It’s sad because Korra could have been more; she could have been understanding or constructive. The narrative could have challenged her views, engaged her to change her deleterious perspective. Instead, she was encouraged and her bias was reinforced by the end of Book 1 when she gets her powers back, plus the Avatar State and the bonus of reestablishing the status quo of bender supremacy.
But, you know, as a “wise and noble hobo” said, benders and non-benders can “harmoniously co-exist” to dispel the notion of oppression in Republic City. After all, if you “just don’t talk about it” it’ll go away. Which is…you know, simply ingenious, quite frankly.
Potential vs. reality: aka, what we should have gotten vs. what we got.
I’m not talking about peoples’ headcanons or anything. I’m talking about a lot of the themes and plotlines that were introduced way, way back in episodes 1-4 that never came to fruition because suddenly everything started to focus on being DRAMATIC and ROMANCE ISSUES. Like the Equalist plotline was interesting to a point, but they didn’t really do anything with it? It should have been the key to Korra realizing that not all things are black and white, good and evil, because let’s face it, the non-benders had every right to be mad and do something about their plight, but they were not being listened to by the people in power (benders) and were starting to get very drastic with their measures.
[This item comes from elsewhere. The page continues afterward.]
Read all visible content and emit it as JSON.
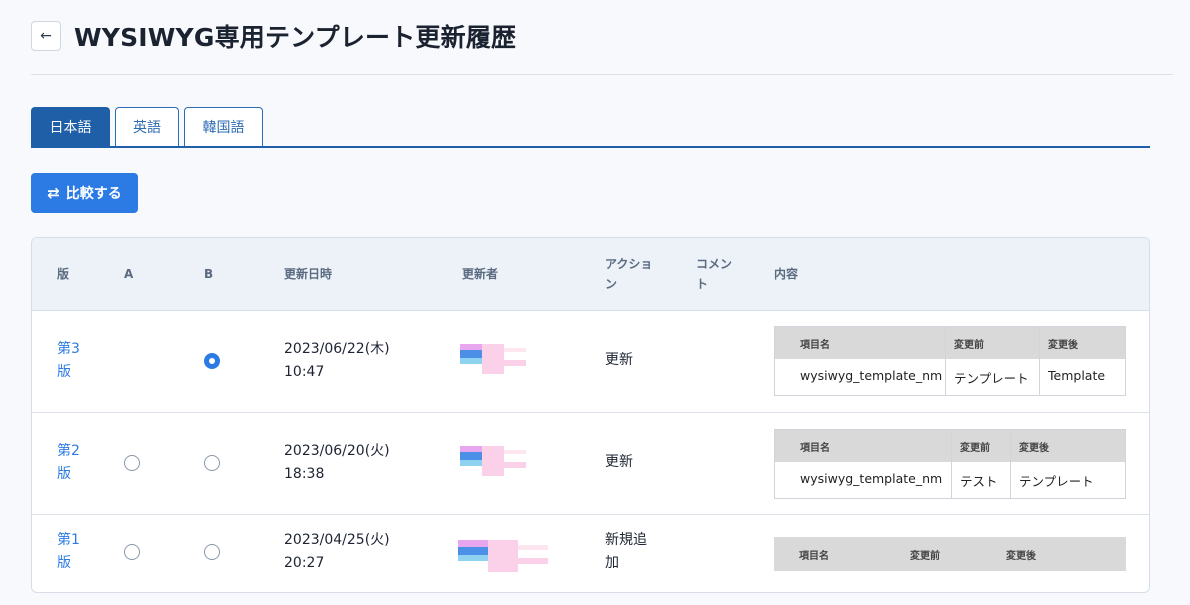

Also, while that was happening, she should have been learning Airbending philosophies that would help her solve the crisis, and get slightly more in touch with her spiritual side. (That way the ending would be finite, but also be slightly open…and would have been an excellent lead-in to Book 2: Spirits) Buuuut that was thrown away for….whatever the deal with Tarrlok and Noatak was. lbh, it was interesting, but it came right the fuck out of nowhere and was really unnecessary because it bogged the plot down with MORE backstory and explaining at a point when we should have been past most of that. Oh, and it made the whole thing more about them than Korra. >:/
Basically, we get introduced to things that would make for some GREAT storytelling or character arcs for our main characters (Korra, Mako, Asami, Bolin), but these elements get shafted in favor of stupid, trivial things. Book 1: Air for Korra should have been, thematically, the exact opposite of what Book 2: Earth was for Aang. That’s what was implied in the first 3-4 episodes, but it fell away quickly. Book 1 barely involved any airbending-related things at all! And we’re getting this same pattern with Book 2: Spirits. There isn’t much focus on the main subject of the season, and things that could have been tied in to what happened last season just…aren’t. The new characters should be here to help tell KORRA’S journey, not take the spotlight away from her, but they also should be more compelling and thought-out than they obviously are.
So again….potential vs. reality. There was so much potential to craft an amazing storytelling piece that teaches lessons, utilizes themes, and explores some fascinating characters/plots, but the reality is, this was never the plan. The plan was simply to forgo those things to make something “cool” and “edgy” that older fans were supposed to relate to more than the old series….and unfortunately, those things they lost were exactly why the older fans connected so well with ATLA in the first place. And that is what disappoints me the most.